As a child I remember dressing up in white aprons and Pilgrim hats to recreate the “first Thanksgiving” in 1621 near Plymouth Rock, Massachusetts. My mother read a story she’d written about that event. Maybe it happened like that. I hope it did.
More than a century and a half later George Washington also proposed a Thanksgiving celebration in 1789 after Revolutionary warfare had ceased and the Treaty of Paris signed (1883).
But annual celebrations were inconsistent UNTIL President Lincoln declared a federal holiday and encouraged Americans to celebrate in unison: “It seemed for me fit and proper that it should be solemnly, reverently, and gratefully acknowledged as with one heart and voice by the American people.” (Words written by Secretary of State William Seward)
We often forget, or maybe never knew, that Lincoln used Secretary Seward’s words because he remained in his bed after contracting smallpox at the time of the Gettysburg Address in Pennsylvania, November 19.
“I invite my fellow citizens in every part of the United States, at sea, and living abroad, to set apart and observe the last Thursday of November as Thanksgiving . . .to heal the wounds of war and to restore as soon as may be consistent with Divine purposes to thee full enjoyment of peace, harmony, tranquility, and Union.”

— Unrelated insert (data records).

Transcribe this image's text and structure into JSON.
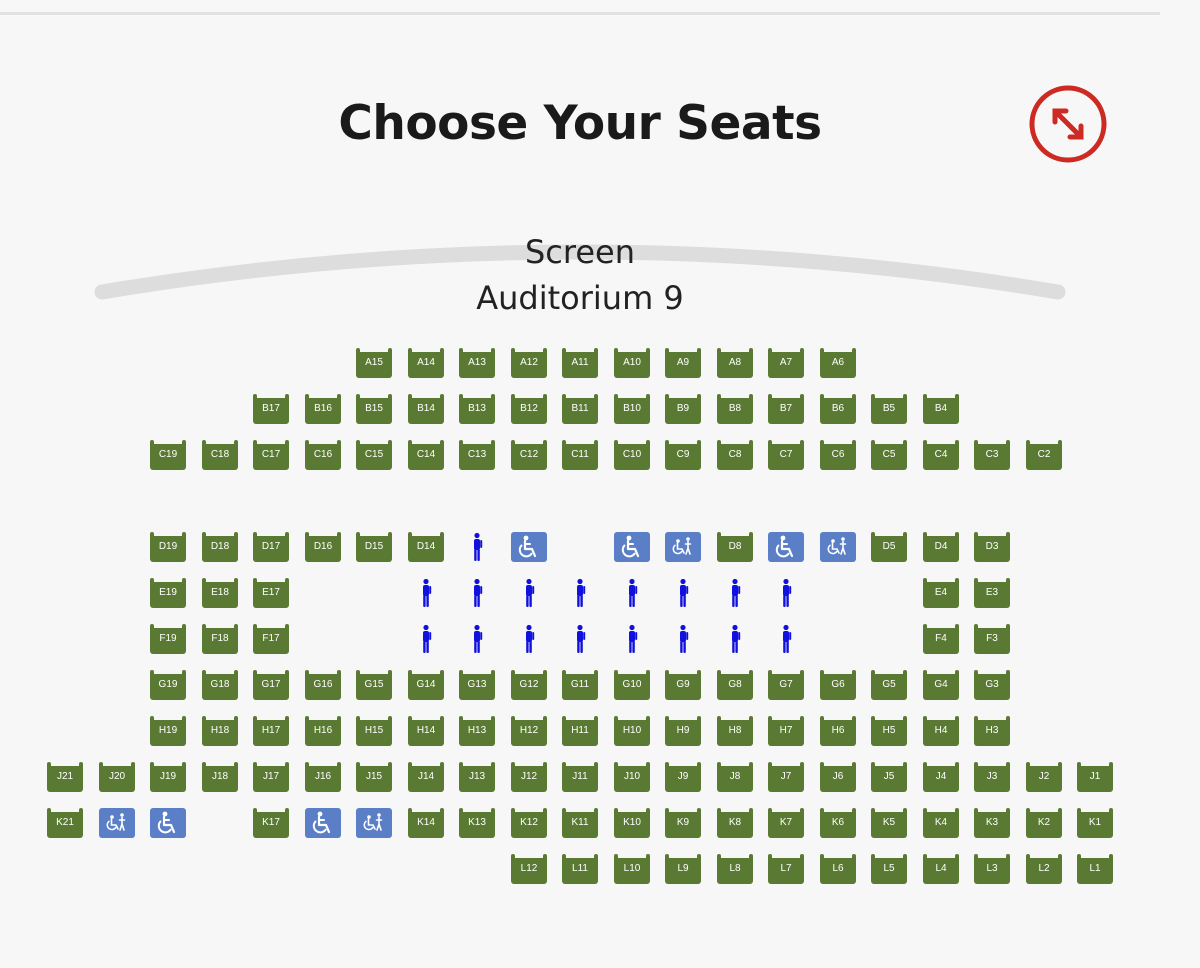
{
  "page": {
    "title": "Choose Your Seats",
    "screen_label": "Screen",
    "auditorium": "Auditorium 9",
    "expand_icon": "expand-arrows-icon",
    "accent_color": "#cc2a22"
  },
  "legend_colors": {
    "available": "#5a7a33",
    "wheelchair": "#5b7fc7",
    "occupied": "#1111dd"
  },
  "seat_rows": [
    {
      "row": "A",
      "seats": [
        {
          "id": "A15",
          "type": "seat"
        },
        {
          "id": "A14",
          "type": "seat"
        },
        {
          "id": "A13",
          "type": "seat"
        },
        {
          "id": "A12",
          "type": "seat"
        },
        {
          "id": "A11",
          "type": "seat"
        },
        {
          "id": "A10",
          "type": "seat"
        },
        {
          "id": "A9",
          "type": "seat"
        },
        {
          "id": "A8",
          "type": "seat"
        },
        {
          "id": "A7",
          "type": "seat"
        },
        {
          "id": "A6",
          "type": "seat"
        }
      ]
    },
    {
      "row": "B",
      "seats": [
        {
          "id": "B17",
          "type": "seat"
        },
        {
          "id": "B16",
          "type": "seat"
        },
        {
          "id": "B15",
          "type": "seat"
        },
        {
          "id": "B14",
          "type": "seat"
        },
        {
          "id": "B13",
          "type": "seat"
        },
        {
          "id": "B12",
          "type": "seat"
        },
        {
          "id": "B11",
          "type": "seat"
        },
        {
          "id": "B10",
          "type": "seat"
        },
        {
          "id": "B9",
          "type": "seat"
        },
        {
          "id": "B8",
          "type": "seat"
        },
        {
          "id": "B7",
          "type": "seat"
        },
        {
          "id": "B6",
          "type": "seat"
        },
        {
          "id": "B5",
          "type": "seat"
        },
        {
          "id": "B4",
          "type": "seat"
        }
      ]
    },
    {
      "row": "C",
      "seats": [
        {
          "id": "C19",
          "type": "seat"
        },
        {
          "id": "C18",
          "type": "seat"
        },
        {
          "id": "C17",
          "type": "seat"
        },
        {
          "id": "C16",
          "type": "seat"
        },
        {
          "id": "C15",
          "type": "seat"
        },
        {
          "id": "C14",
          "type": "seat"
        },
        {
          "id": "C13",
          "type": "seat"
        },
        {
          "id": "C12",
          "type": "seat"
        },
        {
          "id": "C11",
          "type": "seat"
        },
        {
          "id": "C10",
          "type": "seat"
        },
        {
          "id": "C9",
          "type": "seat"
        },
        {
          "id": "C8",
          "type": "seat"
        },
        {
          "id": "C7",
          "type": "seat"
        },
        {
          "id": "C6",
          "type": "seat"
        },
        {
          "id": "C5",
          "type": "seat"
        },
        {
          "id": "C4",
          "type": "seat"
        },
        {
          "id": "C3",
          "type": "seat"
        },
        {
          "id": "C2",
          "type": "seat"
        }
      ]
    },
    {
      "row": "D",
      "seats": [
        {
          "id": "D19",
          "type": "seat"
        },
        {
          "id": "D18",
          "type": "seat"
        },
        {
          "id": "D17",
          "type": "seat"
        },
        {
          "id": "D16",
          "type": "seat"
        },
        {
          "id": "D15",
          "type": "seat"
        },
        {
          "id": "D14",
          "type": "seat"
        },
        {
          "id": "",
          "type": "occupied"
        },
        {
          "id": "",
          "type": "wheelchair"
        },
        {
          "id": "",
          "type": "gap"
        },
        {
          "id": "",
          "type": "wheelchair"
        },
        {
          "id": "",
          "type": "companion"
        },
        {
          "id": "D8",
          "type": "seat"
        },
        {
          "id": "",
          "type": "wheelchair"
        },
        {
          "id": "",
          "type": "companion"
        },
        {
          "id": "D5",
          "type": "seat"
        },
        {
          "id": "D4",
          "type": "seat"
        },
        {
          "id": "D3",
          "type": "seat"
        }
      ]
    },
    {
      "row": "E",
      "seats": [
        {
          "id": "E19",
          "type": "seat"
        },
        {
          "id": "E18",
          "type": "seat"
        },
        {
          "id": "E17",
          "type": "seat"
        },
        {
          "id": "",
          "type": "gap"
        },
        {
          "id": "",
          "type": "gap"
        },
        {
          "id": "",
          "type": "occupied"
        },
        {
          "id": "",
          "type": "occupied"
        },
        {
          "id": "",
          "type": "occupied"
        },
        {
          "id": "",
          "type": "occupied"
        },
        {
          "id": "",
          "type": "occupied"
        },
        {
          "id": "",
          "type": "occupied"
        },
        {
          "id": "",
          "type": "occupied"
        },
        {
          "id": "",
          "type": "occupied"
        },
        {
          "id": "",
          "type": "gap"
        },
        {
          "id": "",
          "type": "gap"
        },
        {
          "id": "E4",
          "type": "seat"
        },
        {
          "id": "E3",
          "type": "seat"
        }
      ]
    },
    {
      "row": "F",
      "seats": [
        {
          "id": "F19",
          "type": "seat"
        },
        {
          "id": "F18",
          "type": "seat"
        },
        {
          "id": "F17",
          "type": "seat"
        },
        {
          "id": "",
          "type": "gap"
        },
        {
          "id": "",
          "type": "gap"
        },
        {
          "id": "",
          "type": "occupied"
        },
        {
          "id": "",
          "type": "occupied"
        },
        {
          "id": "",
          "type": "occupied"
        },
        {
          "id": "",
          "type": "occupied"
        },
        {
          "id": "",
          "type": "occupied"
        },
        {
          "id": "",
          "type": "occupied"
        },
        {
          "id": "",
          "type": "occupied"
        },
        {
          "id": "",
          "type": "occupied"
        },
        {
          "id": "",
          "type": "gap"
        },
        {
          "id": "",
          "type": "gap"
        },
        {
          "id": "F4",
          "type": "seat"
        },
        {
          "id": "F3",
          "type": "seat"
        }
      ]
    },
    {
      "row": "G",
      "seats": [
        {
          "id": "G19",
          "type": "seat"
        },
        {
          "id": "G18",
          "type": "seat"
        },
        {
          "id": "G17",
          "type": "seat"
        },
        {
          "id": "G16",
          "type": "seat"
        },
        {
          "id": "G15",
          "type": "seat"
        },
        {
          "id": "G14",
          "type": "seat"
        },
        {
          "id": "G13",
          "type": "seat"
        },
        {
          "id": "G12",
          "type": "seat"
        },
        {
          "id": "G11",
          "type": "seat"
        },
        {
          "id": "G10",
          "type": "seat"
        },
        {
          "id": "G9",
          "type": "seat"
        },
        {
          "id": "G8",
          "type": "seat"
        },
        {
          "id": "G7",
          "type": "seat"
        },
        {
          "id": "G6",
          "type": "seat"
        },
        {
          "id": "G5",
          "type": "seat"
        },
        {
          "id": "G4",
          "type": "seat"
        },
        {
          "id": "G3",
          "type": "seat"
        }
      ]
    },
    {
      "row": "H",
      "seats": [
        {
          "id": "H19",
          "type": "seat"
        },
        {
          "id": "H18",
          "type": "seat"
        },
        {
          "id": "H17",
          "type": "seat"
        },
        {
          "id": "H16",
          "type": "seat"
        },
        {
          "id": "H15",
          "type": "seat"
        },
        {
          "id": "H14",
          "type": "seat"
        },
        {
          "id": "H13",
          "type": "seat"
        },
        {
          "id": "H12",
          "type": "seat"
        },
        {
          "id": "H11",
          "type": "seat"
        },
        {
          "id": "H10",
          "type": "seat"
        },
        {
          "id": "H9",
          "type": "seat"
        },
        {
          "id": "H8",
          "type": "seat"
        },
        {
          "id": "H7",
          "type": "seat"
        },
        {
          "id": "H6",
          "type": "seat"
        },
        {
          "id": "H5",
          "type": "seat"
        },
        {
          "id": "H4",
          "type": "seat"
        },
        {
          "id": "H3",
          "type": "seat"
        }
      ]
    },
    {
      "row": "J",
      "seats": [
        {
          "id": "J21",
          "type": "seat"
        },
        {
          "id": "J20",
          "type": "seat"
        },
        {
          "id": "J19",
          "type": "seat"
        },
        {
          "id": "J18",
          "type": "seat"
        },
        {
          "id": "J17",
          "type": "seat"
        },
        {
          "id": "J16",
          "type": "seat"
        },
        {
          "id": "J15",
          "type": "seat"
        },
        {
          "id": "J14",
          "type": "seat"
        },
        {
          "id": "J13",
          "type": "seat"
        },
        {
          "id": "J12",
          "type": "seat"
        },
        {
          "id": "J11",
          "type": "seat"
        },
        {
          "id": "J10",
          "type": "seat"
        },
        {
          "id": "J9",
          "type": "seat"
        },
        {
          "id": "J8",
          "type": "seat"
        },
        {
          "id": "J7",
          "type": "seat"
        },
        {
          "id": "J6",
          "type": "seat"
        },
        {
          "id": "J5",
          "type": "seat"
        },
        {
          "id": "J4",
          "type": "seat"
        },
        {
          "id": "J3",
          "type": "seat"
        },
        {
          "id": "J2",
          "type": "seat"
        },
        {
          "id": "J1",
          "type": "seat"
        }
      ]
    },
    {
      "row": "K",
      "seats": [
        {
          "id": "K21",
          "type": "seat"
        },
        {
          "id": "",
          "type": "companion"
        },
        {
          "id": "",
          "type": "wheelchair"
        },
        {
          "id": "",
          "type": "gap"
        },
        {
          "id": "K17",
          "type": "seat"
        },
        {
          "id": "",
          "type": "wheelchair"
        },
        {
          "id": "",
          "type": "companion"
        },
        {
          "id": "K14",
          "type": "seat"
        },
        {
          "id": "K13",
          "type": "seat"
        },
        {
          "id": "K12",
          "type": "seat"
        },
        {
          "id": "K11",
          "type": "seat"
        },
        {
          "id": "K10",
          "type": "seat"
        },
        {
          "id": "K9",
          "type": "seat"
        },
        {
          "id": "K8",
          "type": "seat"
        },
        {
          "id": "K7",
          "type": "seat"
        },
        {
          "id": "K6",
          "type": "seat"
        },
        {
          "id": "K5",
          "type": "seat"
        },
        {
          "id": "K4",
          "type": "seat"
        },
        {
          "id": "K3",
          "type": "seat"
        },
        {
          "id": "K2",
          "type": "seat"
        },
        {
          "id": "K1",
          "type": "seat"
        }
      ]
    },
    {
      "row": "L",
      "seats": [
        {
          "id": "L12",
          "type": "seat"
        },
        {
          "id": "L11",
          "type": "seat"
        },
        {
          "id": "L10",
          "type": "seat"
        },
        {
          "id": "L9",
          "type": "seat"
        },
        {
          "id": "L8",
          "type": "seat"
        },
        {
          "id": "L7",
          "type": "seat"
        },
        {
          "id": "L6",
          "type": "seat"
        },
        {
          "id": "L5",
          "type": "seat"
        },
        {
          "id": "L4",
          "type": "seat"
        },
        {
          "id": "L3",
          "type": "seat"
        },
        {
          "id": "L2",
          "type": "seat"
        },
        {
          "id": "L1",
          "type": "seat"
        }
      ]
    }
  ]
}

In 2019, one hundred and fifty-six years later, we Americans find ourselves once again divided, not North-South, but politically so that in some places the division is within households, between spouses, neighbors and friends who struggle to find common ground. In some cases this is not based on philosophy, dogma, or party, but on the parsing of “facts” that may or may not be. May we test the waters for one day and find what we HAVE in common.
This is an American’s prayer for Thanksgiving to appreciate what we have accomplished together as a nation. To acknowledge the combined efforts of each and every one, for example, the newborns and students who give us hope for the future, mothers and fathers who have the honor and the responsibility to create the next generation, teachers who instill a love of learning, generation X and Z already seeking solutions, the military who are on the frontlines in war and disasters, and their families who share them with us, cooks who prepare healthy meals, those who make products to help us be productive (computers and whatever comes next), those who help us maintain our bodies (gyms and pools), workers who build our homes, fix our cars, preserve and restore our health, and volunteers everywhere who spread their human glue to hold it all together. Thank you each and everyone.
This comes as a reminder that Americans have been in tight places before. Somehow, through Providence, hard work, or sheer luck, we’ve succeeded as a nation—always room to do and be better, but we stuck together.
Lincoln, like other Presidents after him who did not want to frighten their constituents, suffered alone and came under greater physical threat from disease than we originally knew, according to recent scholarship.
We now know that Lincoln had a fever, became dizzy, very pale, suffered severe headaches, and back pains and felt ill prior to delivering the address at Gettysburg. His valet, William Johnson, a black man who went with Lincoln to Gettysburg, contracted smallpox after serving Lincoln there, and died of the disease upon his return. The President mourned the loss of Johnson in Washington and he himself did not recover for three weeks, not in time for the Thanksgiving he proclaimed. Lincoln began to feel himself around December 10, in time to prepare for Christmas and pray for peace the following year.
Peace would not come until April 1865, the same week in which Lincoln died of an assassin’s bullet. But after Gettysburg Lincoln was able to see the Emancipation Proclamation begin to take effect and by 1865 be believed that the country would remain unified and eventually become one again. Had he not survived 1863, the outcome might have been different. For that we can be truly thankful and pray again that America’s people look at the glass half full, instead of half empty, and work together to fill it up.
P.S. This suggestion may seem Pollyanna in light of current affairs, impeachment hearings for two weeks, and both the Republicans and Democrats far from settling on a candidate the divided nation might support. We may be on the brink of an even more difficult moment, but again, ours is a strong nation, created by strong minds and stronger people. This division did not occur overnight and it won’t be resolved quickly. But small steps, like finding areas of common interest, being willing to see what can be achieved together, might help begin a reconciliation between those willing to bridge the gap. That could be how Americans slowly emerge from their bunkers and begin the painful process of rebuilding trust and believing again that we can find ways, however small, to work towards being one nation again.